> [App and web page records]:

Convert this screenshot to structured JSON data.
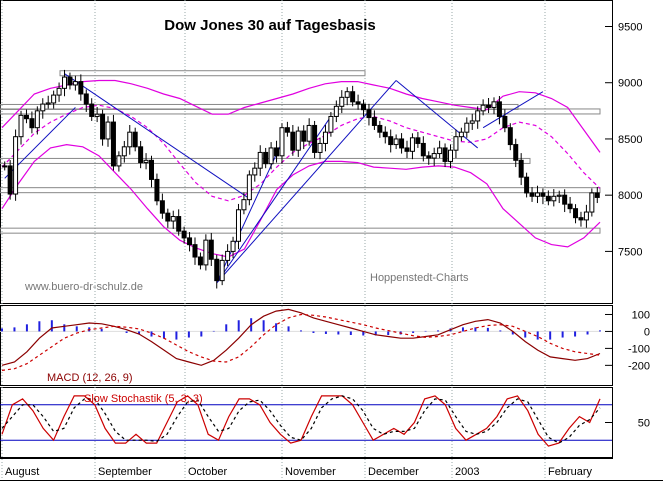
{
  "chart_data": {
    "type": "candlestick",
    "title": "Dow Jones 30 auf Tagesbasis",
    "watermark": "www.buero-dr-schulz.de",
    "source": "Hoppenstedt-Charts",
    "price_axis": {
      "ticks": [
        7500,
        8000,
        8500,
        9000,
        9500
      ],
      "range": [
        7050,
        9700
      ]
    },
    "months": [
      "August",
      "September",
      "October",
      "November",
      "December",
      "2003",
      "February"
    ],
    "price": {
      "candles_description": "daily OHLC, approx. Jul 25 2002 - Feb 19 2003",
      "closes": [
        8260,
        8010,
        8520,
        8710,
        8680,
        8600,
        8750,
        8810,
        8820,
        8890,
        8950,
        9050,
        8980,
        9010,
        8900,
        8810,
        8700,
        8720,
        8500,
        8650,
        8260,
        8350,
        8430,
        8560,
        8430,
        8290,
        8310,
        8140,
        7950,
        7840,
        7770,
        7810,
        7680,
        7620,
        7560,
        7450,
        7380,
        7600,
        7430,
        7240,
        7420,
        7500,
        7590,
        7870,
        7960,
        8180,
        8240,
        8380,
        8280,
        8420,
        8350,
        8600,
        8560,
        8400,
        8570,
        8480,
        8620,
        8380,
        8460,
        8560,
        8700,
        8790,
        8870,
        8920,
        8830,
        8810,
        8760,
        8690,
        8620,
        8560,
        8520,
        8450,
        8500,
        8420,
        8390,
        8510,
        8460,
        8350,
        8330,
        8370,
        8420,
        8300,
        8400,
        8520,
        8560,
        8640,
        8660,
        8750,
        8800,
        8780,
        8830,
        8700,
        8600,
        8450,
        8310,
        8160,
        8020,
        7990,
        8020,
        7990,
        7950,
        7990,
        8000,
        7920,
        7880,
        7800,
        7780,
        7850,
        8020,
        7980
      ],
      "bollinger_upper": [
        8600,
        8750,
        8900,
        8950,
        8980,
        9010,
        9020,
        9020,
        8990,
        8950,
        8900,
        8860,
        8790,
        8720,
        8720,
        8780,
        8820,
        8860,
        8900,
        8950,
        8990,
        9010,
        9010,
        8980,
        8950,
        8900,
        8860,
        8830,
        8800,
        8780,
        8760,
        8880,
        8920,
        8910,
        8860,
        8780,
        8580,
        8380
      ],
      "bollinger_lower": [
        7880,
        8100,
        8300,
        8420,
        8450,
        8430,
        8350,
        8200,
        8050,
        7880,
        7720,
        7600,
        7530,
        7480,
        7450,
        7520,
        7780,
        8050,
        8180,
        8260,
        8300,
        8300,
        8290,
        8250,
        8240,
        8230,
        8250,
        8260,
        8250,
        8200,
        8100,
        7880,
        7750,
        7620,
        7560,
        7540,
        7620,
        7760
      ],
      "moving_average": [
        8250,
        8400,
        8550,
        8650,
        8720,
        8780,
        8800,
        8770,
        8700,
        8600,
        8460,
        8280,
        8110,
        7990,
        7950,
        8000,
        8100,
        8250,
        8380,
        8460,
        8530,
        8620,
        8680,
        8700,
        8660,
        8600,
        8560,
        8520,
        8480,
        8470,
        8500,
        8600,
        8650,
        8620,
        8520,
        8370,
        8200,
        8060
      ],
      "support_resistance_levels": [
        9080,
        8780,
        8740,
        8300,
        8040,
        7680
      ],
      "trend_lines": [
        {
          "from_day": 0,
          "from": 8150,
          "to_day": 13,
          "to": 8780
        },
        {
          "from_day": 11,
          "from": 9080,
          "to_day": 45,
          "to": 7970
        },
        {
          "from_day": 39,
          "from": 7220,
          "to_day": 51,
          "to": 8470
        },
        {
          "from_day": 39,
          "from": 7220,
          "to_day": 60,
          "to": 8700
        },
        {
          "from_day": 39,
          "from": 7220,
          "to_day": 72,
          "to": 9020
        },
        {
          "from_day": 72,
          "from": 9020,
          "to_day": 87,
          "to": 8420
        },
        {
          "from_day": 88,
          "from": 8600,
          "to_day": 99,
          "to": 8920
        }
      ]
    },
    "macd": {
      "label": "MACD (12, 26, 9)",
      "axis_ticks": [
        100,
        0,
        -100,
        -200
      ],
      "range": [
        -310,
        150
      ],
      "macd_line": [
        -200,
        -180,
        -120,
        -40,
        20,
        30,
        40,
        50,
        45,
        30,
        10,
        -15,
        -60,
        -110,
        -160,
        -180,
        -200,
        -170,
        -110,
        -40,
        40,
        90,
        120,
        130,
        110,
        80,
        60,
        40,
        20,
        0,
        -20,
        -30,
        -40,
        -40,
        -30,
        -20,
        10,
        40,
        60,
        70,
        50,
        0,
        -60,
        -110,
        -150,
        -160,
        -170,
        -160,
        -130
      ],
      "signal_line": [
        -230,
        -220,
        -190,
        -140,
        -90,
        -40,
        -10,
        10,
        20,
        30,
        25,
        15,
        -10,
        -40,
        -80,
        -120,
        -150,
        -175,
        -180,
        -150,
        -90,
        -20,
        40,
        80,
        100,
        95,
        85,
        70,
        55,
        40,
        20,
        5,
        -10,
        -25,
        -35,
        -30,
        -20,
        0,
        20,
        35,
        40,
        30,
        0,
        -30,
        -70,
        -100,
        -120,
        -130,
        -140
      ],
      "histogram_note": "blue vertical histogram bars around zero line"
    },
    "stochastic": {
      "label": "Slow Stochastik (5, 3, 3)",
      "axis_ticks": [
        50
      ],
      "reference_levels": [
        80,
        20
      ],
      "k_line": [
        30,
        80,
        90,
        70,
        40,
        20,
        60,
        95,
        95,
        80,
        40,
        15,
        15,
        30,
        15,
        15,
        50,
        85,
        95,
        80,
        30,
        20,
        60,
        90,
        90,
        80,
        50,
        30,
        15,
        20,
        60,
        95,
        95,
        95,
        80,
        50,
        20,
        30,
        40,
        30,
        50,
        90,
        95,
        80,
        40,
        20,
        30,
        40,
        60,
        90,
        95,
        70,
        30,
        10,
        15,
        40,
        60,
        50,
        90
      ],
      "d_line": [
        40,
        60,
        80,
        80,
        60,
        35,
        40,
        75,
        90,
        90,
        65,
        35,
        20,
        20,
        20,
        18,
        30,
        60,
        85,
        88,
        60,
        35,
        40,
        70,
        85,
        88,
        70,
        45,
        25,
        20,
        40,
        75,
        90,
        95,
        90,
        70,
        40,
        30,
        35,
        35,
        40,
        70,
        90,
        88,
        60,
        35,
        30,
        35,
        50,
        75,
        90,
        85,
        55,
        25,
        15,
        25,
        45,
        55,
        75
      ]
    }
  }
}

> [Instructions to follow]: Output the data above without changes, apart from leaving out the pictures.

> [Reply to the task]:
Convert this screenshot to structured JSON data.
{
  "chart_data": {
    "type": "candlestick",
    "title": "Dow Jones 30 auf Tagesbasis",
    "watermark": "www.buero-dr-schulz.de",
    "source": "Hoppenstedt-Charts",
    "price_axis": {
      "ticks": [
        7500,
        8000,
        8500,
        9000,
        9500
      ],
      "range": [
        7050,
        9700
      ]
    },
    "months": [
      "August",
      "September",
      "October",
      "November",
      "December",
      "2003",
      "February"
    ],
    "price": {
      "candles_description": "daily OHLC, approx. Jul 25 2002 - Feb 19 2003",
      "closes": [
        8260,
        8010,
        8520,
        8710,
        8680,
        8600,
        8750,
        8810,
        8820,
        8890,
        8950,
        9050,
        8980,
        9010,
        8900,
        8810,
        8700,
        8720,
        8500,
        8650,
        8260,
        8350,
        8430,
        8560,
        8430,
        8290,
        8310,
        8140,
        7950,
        7840,
        7770,
        7810,
        7680,
        7620,
        7560,
        7450,
        7380,
        7600,
        7430,
        7240,
        7420,
        7500,
        7590,
        7870,
        7960,
        8180,
        8240,
        8380,
        8280,
        8420,
        8350,
        8600,
        8560,
        8400,
        8570,
        8480,
        8620,
        8380,
        8460,
        8560,
        8700,
        8790,
        8870,
        8920,
        8830,
        8810,
        8760,
        8690,
        8620,
        8560,
        8520,
        8450,
        8500,
        8420,
        8390,
        8510,
        8460,
        8350,
        8330,
        8370,
        8420,
        8300,
        8400,
        8520,
        8560,
        8640,
        8660,
        8750,
        8800,
        8780,
        8830,
        8700,
        8600,
        8450,
        8310,
        8160,
        8020,
        7990,
        8020,
        7990,
        7950,
        7990,
        8000,
        7920,
        7880,
        7800,
        7780,
        7850,
        8020,
        7980
      ],
      "bollinger_upper": [
        8600,
        8750,
        8900,
        8950,
        8980,
        9010,
        9020,
        9020,
        8990,
        8950,
        8900,
        8860,
        8790,
        8720,
        8720,
        8780,
        8820,
        8860,
        8900,
        8950,
        8990,
        9010,
        9010,
        8980,
        8950,
        8900,
        8860,
        8830,
        8800,
        8780,
        8760,
        8880,
        8920,
        8910,
        8860,
        8780,
        8580,
        8380
      ],
      "bollinger_lower": [
        7880,
        8100,
        8300,
        8420,
        8450,
        8430,
        8350,
        8200,
        8050,
        7880,
        7720,
        7600,
        7530,
        7480,
        7450,
        7520,
        7780,
        8050,
        8180,
        8260,
        8300,
        8300,
        8290,
        8250,
        8240,
        8230,
        8250,
        8260,
        8250,
        8200,
        8100,
        7880,
        7750,
        7620,
        7560,
        7540,
        7620,
        7760
      ],
      "moving_average": [
        8250,
        8400,
        8550,
        8650,
        8720,
        8780,
        8800,
        8770,
        8700,
        8600,
        8460,
        8280,
        8110,
        7990,
        7950,
        8000,
        8100,
        8250,
        8380,
        8460,
        8530,
        8620,
        8680,
        8700,
        8660,
        8600,
        8560,
        8520,
        8480,
        8470,
        8500,
        8600,
        8650,
        8620,
        8520,
        8370,
        8200,
        8060
      ],
      "support_resistance_levels": [
        9080,
        8780,
        8740,
        8300,
        8040,
        7680
      ],
      "trend_lines": [
        {
          "from_day": 0,
          "from": 8150,
          "to_day": 13,
          "to": 8780
        },
        {
          "from_day": 11,
          "from": 9080,
          "to_day": 45,
          "to": 7970
        },
        {
          "from_day": 39,
          "from": 7220,
          "to_day": 51,
          "to": 8470
        },
        {
          "from_day": 39,
          "from": 7220,
          "to_day": 60,
          "to": 8700
        },
        {
          "from_day": 39,
          "from": 7220,
          "to_day": 72,
          "to": 9020
        },
        {
          "from_day": 72,
          "from": 9020,
          "to_day": 87,
          "to": 8420
        },
        {
          "from_day": 88,
          "from": 8600,
          "to_day": 99,
          "to": 8920
        }
      ]
    },
    "macd": {
      "label": "MACD (12, 26, 9)",
      "axis_ticks": [
        100,
        0,
        -100,
        -200
      ],
      "range": [
        -310,
        150
      ],
      "macd_line": [
        -200,
        -180,
        -120,
        -40,
        20,
        30,
        40,
        50,
        45,
        30,
        10,
        -15,
        -60,
        -110,
        -160,
        -180,
        -200,
        -170,
        -110,
        -40,
        40,
        90,
        120,
        130,
        110,
        80,
        60,
        40,
        20,
        0,
        -20,
        -30,
        -40,
        -40,
        -30,
        -20,
        10,
        40,
        60,
        70,
        50,
        0,
        -60,
        -110,
        -150,
        -160,
        -170,
        -160,
        -130
      ],
      "signal_line": [
        -230,
        -220,
        -190,
        -140,
        -90,
        -40,
        -10,
        10,
        20,
        30,
        25,
        15,
        -10,
        -40,
        -80,
        -120,
        -150,
        -175,
        -180,
        -150,
        -90,
        -20,
        40,
        80,
        100,
        95,
        85,
        70,
        55,
        40,
        20,
        5,
        -10,
        -25,
        -35,
        -30,
        -20,
        0,
        20,
        35,
        40,
        30,
        0,
        -30,
        -70,
        -100,
        -120,
        -130,
        -140
      ],
      "histogram_note": "blue vertical histogram bars around zero line"
    },
    "stochastic": {
      "label": "Slow Stochastik (5, 3, 3)",
      "axis_ticks": [
        50
      ],
      "reference_levels": [
        80,
        20
      ],
      "k_line": [
        30,
        80,
        90,
        70,
        40,
        20,
        60,
        95,
        95,
        80,
        40,
        15,
        15,
        30,
        15,
        15,
        50,
        85,
        95,
        80,
        30,
        20,
        60,
        90,
        90,
        80,
        50,
        30,
        15,
        20,
        60,
        95,
        95,
        95,
        80,
        50,
        20,
        30,
        40,
        30,
        50,
        90,
        95,
        80,
        40,
        20,
        30,
        40,
        60,
        90,
        95,
        70,
        30,
        10,
        15,
        40,
        60,
        50,
        90
      ],
      "d_line": [
        40,
        60,
        80,
        80,
        60,
        35,
        40,
        75,
        90,
        90,
        65,
        35,
        20,
        20,
        20,
        18,
        30,
        60,
        85,
        88,
        60,
        35,
        40,
        70,
        85,
        88,
        70,
        45,
        25,
        20,
        40,
        75,
        90,
        95,
        90,
        70,
        40,
        30,
        35,
        35,
        40,
        70,
        90,
        88,
        60,
        35,
        30,
        35,
        50,
        75,
        90,
        85,
        55,
        25,
        15,
        25,
        45,
        55,
        75
      ]
    }
  }
}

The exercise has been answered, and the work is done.